It wasn't the fact that this was the first bobsleigh gold for America in 46 years. It wasn't the fact that Vonetta Flowers became the first African-American to win a gold medal in the winter Olympic games--though that was pretty, well, cool. It wasn't the color of Vonetta's skin--or the color of her partner's--that made the accomplishment special to me. It was the complete innocence of their attitudes and the more than skin deep class that they exhibited.
Maybe you have not been keeping up with women's bobsleighing going into these games. If you had been you would realize that USA-2 was the "other" team. They were the team that was along for the ride. USA-1 was the flashy team getting all the attention, appearing on late-night talk shows and attracting the advertising dollars. Driver Jill Brakken and "brakeman" (great to know there is still some politically incorrect terms out there--shouldn't it be "brakeperson") Vonetta Flowers quietly trained and showed up at the games in the shadow of the over the top Janine Racine and Gea Johnson.
It was then out of the shadows and into the spotlight. And you had to love what the light exposed. Jill seemed speechless so Vonetta did most of the talking. It wasn't so much what she said as how she said it. It was obvious these girls hurled down the shoot because they loved it. Winning the medal was a surprise.

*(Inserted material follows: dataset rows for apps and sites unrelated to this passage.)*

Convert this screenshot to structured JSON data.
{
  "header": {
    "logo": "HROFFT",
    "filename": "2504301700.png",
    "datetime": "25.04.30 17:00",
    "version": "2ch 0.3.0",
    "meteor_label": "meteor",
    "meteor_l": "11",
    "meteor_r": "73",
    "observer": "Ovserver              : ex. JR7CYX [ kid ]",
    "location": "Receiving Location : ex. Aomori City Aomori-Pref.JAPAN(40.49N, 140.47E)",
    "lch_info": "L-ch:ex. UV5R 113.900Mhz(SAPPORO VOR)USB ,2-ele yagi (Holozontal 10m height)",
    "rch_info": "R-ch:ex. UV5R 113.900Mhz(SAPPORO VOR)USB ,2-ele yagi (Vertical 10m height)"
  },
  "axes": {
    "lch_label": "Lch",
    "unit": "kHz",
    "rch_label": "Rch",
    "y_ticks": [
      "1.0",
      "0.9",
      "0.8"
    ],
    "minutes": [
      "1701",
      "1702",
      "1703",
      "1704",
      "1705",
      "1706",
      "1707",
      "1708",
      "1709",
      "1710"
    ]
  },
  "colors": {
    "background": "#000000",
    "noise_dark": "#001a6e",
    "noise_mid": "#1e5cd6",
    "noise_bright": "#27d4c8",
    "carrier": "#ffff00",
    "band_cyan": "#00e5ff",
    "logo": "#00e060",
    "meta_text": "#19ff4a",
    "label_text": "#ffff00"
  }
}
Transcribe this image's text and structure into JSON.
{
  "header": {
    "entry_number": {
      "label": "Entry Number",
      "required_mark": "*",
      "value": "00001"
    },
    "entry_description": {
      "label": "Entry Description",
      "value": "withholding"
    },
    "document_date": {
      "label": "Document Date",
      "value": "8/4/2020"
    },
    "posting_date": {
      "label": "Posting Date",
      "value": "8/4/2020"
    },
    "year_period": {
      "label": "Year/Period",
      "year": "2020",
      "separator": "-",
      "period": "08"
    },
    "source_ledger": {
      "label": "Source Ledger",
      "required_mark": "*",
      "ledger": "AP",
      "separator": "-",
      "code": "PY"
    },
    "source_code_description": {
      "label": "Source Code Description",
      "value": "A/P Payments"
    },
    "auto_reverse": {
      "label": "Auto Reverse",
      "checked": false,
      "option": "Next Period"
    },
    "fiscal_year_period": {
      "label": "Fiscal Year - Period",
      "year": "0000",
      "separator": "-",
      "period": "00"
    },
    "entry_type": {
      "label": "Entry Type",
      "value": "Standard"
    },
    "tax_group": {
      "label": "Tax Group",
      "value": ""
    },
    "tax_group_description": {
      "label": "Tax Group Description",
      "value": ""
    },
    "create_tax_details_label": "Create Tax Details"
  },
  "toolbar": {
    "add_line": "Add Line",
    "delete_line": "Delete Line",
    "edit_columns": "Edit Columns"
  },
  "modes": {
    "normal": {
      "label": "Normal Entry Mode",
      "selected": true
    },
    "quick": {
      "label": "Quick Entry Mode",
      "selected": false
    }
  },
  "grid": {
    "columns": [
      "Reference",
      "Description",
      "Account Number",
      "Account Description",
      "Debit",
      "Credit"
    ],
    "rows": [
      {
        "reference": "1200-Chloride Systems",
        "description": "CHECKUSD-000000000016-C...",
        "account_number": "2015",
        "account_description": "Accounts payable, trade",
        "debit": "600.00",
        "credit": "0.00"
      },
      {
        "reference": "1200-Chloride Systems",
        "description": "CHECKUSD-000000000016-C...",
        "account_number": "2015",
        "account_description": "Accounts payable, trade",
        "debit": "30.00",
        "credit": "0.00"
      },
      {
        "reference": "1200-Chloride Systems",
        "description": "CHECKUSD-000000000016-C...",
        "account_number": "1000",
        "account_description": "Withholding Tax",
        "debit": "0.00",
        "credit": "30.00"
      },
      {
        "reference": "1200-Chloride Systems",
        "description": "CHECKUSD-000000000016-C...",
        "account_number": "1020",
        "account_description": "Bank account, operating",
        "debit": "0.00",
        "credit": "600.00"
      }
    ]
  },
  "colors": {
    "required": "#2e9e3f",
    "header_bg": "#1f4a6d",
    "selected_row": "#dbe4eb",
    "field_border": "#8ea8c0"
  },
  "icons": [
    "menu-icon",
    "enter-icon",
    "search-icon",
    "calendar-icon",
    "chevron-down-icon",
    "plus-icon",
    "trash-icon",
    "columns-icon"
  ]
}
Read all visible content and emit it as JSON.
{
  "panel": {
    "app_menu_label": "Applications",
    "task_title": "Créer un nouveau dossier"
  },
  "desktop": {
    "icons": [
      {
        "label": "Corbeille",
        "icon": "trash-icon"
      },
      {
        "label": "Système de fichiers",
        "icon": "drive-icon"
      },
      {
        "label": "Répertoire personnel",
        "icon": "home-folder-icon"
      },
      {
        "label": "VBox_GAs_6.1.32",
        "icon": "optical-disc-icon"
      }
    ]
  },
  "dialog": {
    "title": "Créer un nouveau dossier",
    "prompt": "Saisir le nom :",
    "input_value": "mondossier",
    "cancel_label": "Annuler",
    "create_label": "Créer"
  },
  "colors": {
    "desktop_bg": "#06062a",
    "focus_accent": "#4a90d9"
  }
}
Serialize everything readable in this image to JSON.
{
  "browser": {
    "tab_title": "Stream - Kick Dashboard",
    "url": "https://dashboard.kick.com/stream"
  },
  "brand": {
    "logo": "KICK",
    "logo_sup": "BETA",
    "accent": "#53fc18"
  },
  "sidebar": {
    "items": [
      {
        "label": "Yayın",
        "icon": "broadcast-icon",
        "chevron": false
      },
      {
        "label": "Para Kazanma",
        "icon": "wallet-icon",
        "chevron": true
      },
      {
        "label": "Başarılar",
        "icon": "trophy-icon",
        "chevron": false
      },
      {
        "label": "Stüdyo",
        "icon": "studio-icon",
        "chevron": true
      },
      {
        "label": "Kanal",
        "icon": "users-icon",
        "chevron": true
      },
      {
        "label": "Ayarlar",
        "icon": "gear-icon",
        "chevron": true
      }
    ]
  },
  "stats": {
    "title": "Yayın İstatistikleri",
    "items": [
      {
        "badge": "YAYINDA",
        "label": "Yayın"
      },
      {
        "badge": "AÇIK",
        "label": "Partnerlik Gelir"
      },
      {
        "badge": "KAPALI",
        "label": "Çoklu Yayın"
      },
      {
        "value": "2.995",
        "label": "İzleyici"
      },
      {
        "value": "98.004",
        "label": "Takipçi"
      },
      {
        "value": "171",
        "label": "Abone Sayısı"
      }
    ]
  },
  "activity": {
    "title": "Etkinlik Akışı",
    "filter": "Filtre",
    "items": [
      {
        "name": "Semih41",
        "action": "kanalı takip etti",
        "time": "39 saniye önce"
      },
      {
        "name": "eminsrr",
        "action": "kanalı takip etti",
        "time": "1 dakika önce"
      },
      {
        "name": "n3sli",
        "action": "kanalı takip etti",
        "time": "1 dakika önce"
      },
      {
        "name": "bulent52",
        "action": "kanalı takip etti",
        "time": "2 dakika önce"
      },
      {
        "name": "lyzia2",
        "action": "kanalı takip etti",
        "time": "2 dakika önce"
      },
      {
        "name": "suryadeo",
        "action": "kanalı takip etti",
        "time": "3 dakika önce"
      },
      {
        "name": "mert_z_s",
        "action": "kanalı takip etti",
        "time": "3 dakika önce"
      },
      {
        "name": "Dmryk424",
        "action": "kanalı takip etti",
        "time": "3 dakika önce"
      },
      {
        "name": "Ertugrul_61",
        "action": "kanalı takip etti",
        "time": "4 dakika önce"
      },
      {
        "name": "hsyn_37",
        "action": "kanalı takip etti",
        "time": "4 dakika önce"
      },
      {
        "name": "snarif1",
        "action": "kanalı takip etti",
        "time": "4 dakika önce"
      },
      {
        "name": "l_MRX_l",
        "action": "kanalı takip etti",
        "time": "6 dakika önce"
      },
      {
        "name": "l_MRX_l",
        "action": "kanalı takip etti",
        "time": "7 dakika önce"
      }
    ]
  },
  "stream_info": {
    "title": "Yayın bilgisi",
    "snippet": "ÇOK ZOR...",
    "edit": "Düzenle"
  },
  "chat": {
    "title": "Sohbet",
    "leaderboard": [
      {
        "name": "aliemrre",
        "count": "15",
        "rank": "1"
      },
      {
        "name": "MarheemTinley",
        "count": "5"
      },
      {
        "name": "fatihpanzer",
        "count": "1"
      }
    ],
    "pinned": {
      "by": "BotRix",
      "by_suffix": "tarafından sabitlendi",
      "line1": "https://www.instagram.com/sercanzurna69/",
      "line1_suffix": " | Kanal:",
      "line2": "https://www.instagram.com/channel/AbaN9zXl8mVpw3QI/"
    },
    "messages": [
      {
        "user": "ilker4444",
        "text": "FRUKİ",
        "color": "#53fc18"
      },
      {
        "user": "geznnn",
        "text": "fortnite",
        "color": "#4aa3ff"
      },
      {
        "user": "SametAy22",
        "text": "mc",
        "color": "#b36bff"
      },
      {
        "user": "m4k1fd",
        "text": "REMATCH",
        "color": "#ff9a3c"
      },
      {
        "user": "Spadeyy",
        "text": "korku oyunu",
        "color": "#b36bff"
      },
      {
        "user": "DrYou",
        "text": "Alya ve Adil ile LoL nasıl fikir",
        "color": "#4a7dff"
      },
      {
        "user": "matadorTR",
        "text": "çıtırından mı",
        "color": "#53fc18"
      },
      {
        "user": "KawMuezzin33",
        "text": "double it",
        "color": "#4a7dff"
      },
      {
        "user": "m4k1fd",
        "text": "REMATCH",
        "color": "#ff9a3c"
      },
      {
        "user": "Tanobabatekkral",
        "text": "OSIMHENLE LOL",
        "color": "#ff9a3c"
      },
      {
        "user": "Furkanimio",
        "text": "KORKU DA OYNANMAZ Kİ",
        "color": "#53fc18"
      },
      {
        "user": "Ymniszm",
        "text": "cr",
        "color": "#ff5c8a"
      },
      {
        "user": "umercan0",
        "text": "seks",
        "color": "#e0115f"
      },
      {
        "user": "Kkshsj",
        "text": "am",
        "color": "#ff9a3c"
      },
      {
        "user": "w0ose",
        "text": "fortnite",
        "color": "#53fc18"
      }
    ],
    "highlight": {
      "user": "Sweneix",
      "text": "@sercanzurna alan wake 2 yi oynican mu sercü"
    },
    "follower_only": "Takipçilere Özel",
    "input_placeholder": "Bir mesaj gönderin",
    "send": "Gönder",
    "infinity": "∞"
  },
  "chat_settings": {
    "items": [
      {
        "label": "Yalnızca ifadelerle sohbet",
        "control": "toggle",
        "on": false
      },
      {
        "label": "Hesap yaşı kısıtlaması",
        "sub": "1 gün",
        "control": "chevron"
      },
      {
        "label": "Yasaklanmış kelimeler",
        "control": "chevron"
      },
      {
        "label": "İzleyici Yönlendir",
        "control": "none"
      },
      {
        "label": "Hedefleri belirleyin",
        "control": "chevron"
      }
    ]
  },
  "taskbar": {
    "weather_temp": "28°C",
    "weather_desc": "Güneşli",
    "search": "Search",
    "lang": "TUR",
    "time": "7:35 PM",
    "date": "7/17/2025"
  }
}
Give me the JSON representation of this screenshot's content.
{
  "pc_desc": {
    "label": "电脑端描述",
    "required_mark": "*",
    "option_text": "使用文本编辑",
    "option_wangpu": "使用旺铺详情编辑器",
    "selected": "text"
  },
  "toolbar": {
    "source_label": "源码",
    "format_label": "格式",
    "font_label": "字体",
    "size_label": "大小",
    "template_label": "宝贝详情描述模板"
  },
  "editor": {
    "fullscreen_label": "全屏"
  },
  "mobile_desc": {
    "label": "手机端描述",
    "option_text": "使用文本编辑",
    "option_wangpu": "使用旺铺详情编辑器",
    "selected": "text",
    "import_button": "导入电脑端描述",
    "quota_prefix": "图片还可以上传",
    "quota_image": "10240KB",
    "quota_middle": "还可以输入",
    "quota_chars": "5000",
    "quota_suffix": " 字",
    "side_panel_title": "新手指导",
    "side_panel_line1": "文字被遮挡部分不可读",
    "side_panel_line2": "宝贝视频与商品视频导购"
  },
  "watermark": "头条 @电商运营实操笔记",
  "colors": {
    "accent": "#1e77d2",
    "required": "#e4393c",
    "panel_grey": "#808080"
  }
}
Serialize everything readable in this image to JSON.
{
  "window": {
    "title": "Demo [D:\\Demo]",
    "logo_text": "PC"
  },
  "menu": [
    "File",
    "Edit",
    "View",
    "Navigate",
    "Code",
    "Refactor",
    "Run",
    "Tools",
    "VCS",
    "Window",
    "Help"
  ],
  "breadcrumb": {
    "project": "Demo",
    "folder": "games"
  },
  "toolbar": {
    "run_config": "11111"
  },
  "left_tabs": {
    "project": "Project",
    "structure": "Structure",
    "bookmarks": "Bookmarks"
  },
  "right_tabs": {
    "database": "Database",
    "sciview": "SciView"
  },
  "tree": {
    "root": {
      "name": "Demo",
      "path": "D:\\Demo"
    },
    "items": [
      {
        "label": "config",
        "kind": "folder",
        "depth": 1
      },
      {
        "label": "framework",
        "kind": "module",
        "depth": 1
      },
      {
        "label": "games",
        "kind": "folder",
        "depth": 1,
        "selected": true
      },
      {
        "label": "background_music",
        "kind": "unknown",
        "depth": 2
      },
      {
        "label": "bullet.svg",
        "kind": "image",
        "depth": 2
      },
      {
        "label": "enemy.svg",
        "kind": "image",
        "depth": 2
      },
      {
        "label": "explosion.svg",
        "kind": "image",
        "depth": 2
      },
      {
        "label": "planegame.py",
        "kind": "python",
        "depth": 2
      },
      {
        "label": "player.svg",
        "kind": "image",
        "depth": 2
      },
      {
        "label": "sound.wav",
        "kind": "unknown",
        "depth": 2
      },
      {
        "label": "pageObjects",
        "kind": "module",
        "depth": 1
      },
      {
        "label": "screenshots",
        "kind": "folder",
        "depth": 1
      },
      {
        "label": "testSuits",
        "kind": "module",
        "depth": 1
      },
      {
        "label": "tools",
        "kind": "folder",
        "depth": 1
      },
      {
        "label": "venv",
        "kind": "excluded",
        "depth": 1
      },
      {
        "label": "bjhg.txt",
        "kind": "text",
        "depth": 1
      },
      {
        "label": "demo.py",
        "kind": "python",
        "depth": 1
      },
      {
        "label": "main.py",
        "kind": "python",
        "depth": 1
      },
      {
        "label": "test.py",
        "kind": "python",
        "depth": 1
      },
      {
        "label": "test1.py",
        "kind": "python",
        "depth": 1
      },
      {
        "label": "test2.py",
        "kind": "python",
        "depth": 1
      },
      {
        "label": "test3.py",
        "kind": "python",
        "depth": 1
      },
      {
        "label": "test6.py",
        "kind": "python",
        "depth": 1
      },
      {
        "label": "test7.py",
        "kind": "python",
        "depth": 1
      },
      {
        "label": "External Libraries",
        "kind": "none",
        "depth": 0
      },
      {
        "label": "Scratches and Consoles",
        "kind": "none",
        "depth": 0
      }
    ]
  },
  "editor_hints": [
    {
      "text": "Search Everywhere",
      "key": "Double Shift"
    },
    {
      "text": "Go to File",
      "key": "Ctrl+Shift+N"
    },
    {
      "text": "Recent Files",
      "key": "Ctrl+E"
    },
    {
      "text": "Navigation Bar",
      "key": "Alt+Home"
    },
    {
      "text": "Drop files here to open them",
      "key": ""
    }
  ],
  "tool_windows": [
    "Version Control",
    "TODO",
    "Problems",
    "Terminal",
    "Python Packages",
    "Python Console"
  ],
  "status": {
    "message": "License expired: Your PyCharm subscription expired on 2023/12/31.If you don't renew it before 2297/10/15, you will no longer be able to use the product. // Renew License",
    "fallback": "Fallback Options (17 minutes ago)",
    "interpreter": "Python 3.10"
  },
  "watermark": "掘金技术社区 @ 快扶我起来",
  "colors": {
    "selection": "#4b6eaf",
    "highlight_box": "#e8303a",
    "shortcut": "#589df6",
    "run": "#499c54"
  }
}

"I never thought I'd be here. My goal was to be in the Summer Olympics, but God had another plan for me. I didn't know I was the first African-American to win a gold medal in the Winter Olympics. I didn't think about it, but it's awesome." Vonetta ended the interview answering the question concerning her future plans. "My next goal is to start a family. I don't know if I'll come back to the sport."
Well, Johnny Flowers is a lucky guy and my guess is that Vonetta will be a gold medal mom. You go girls! Thanks for a great reminder of what the olympics are really all about.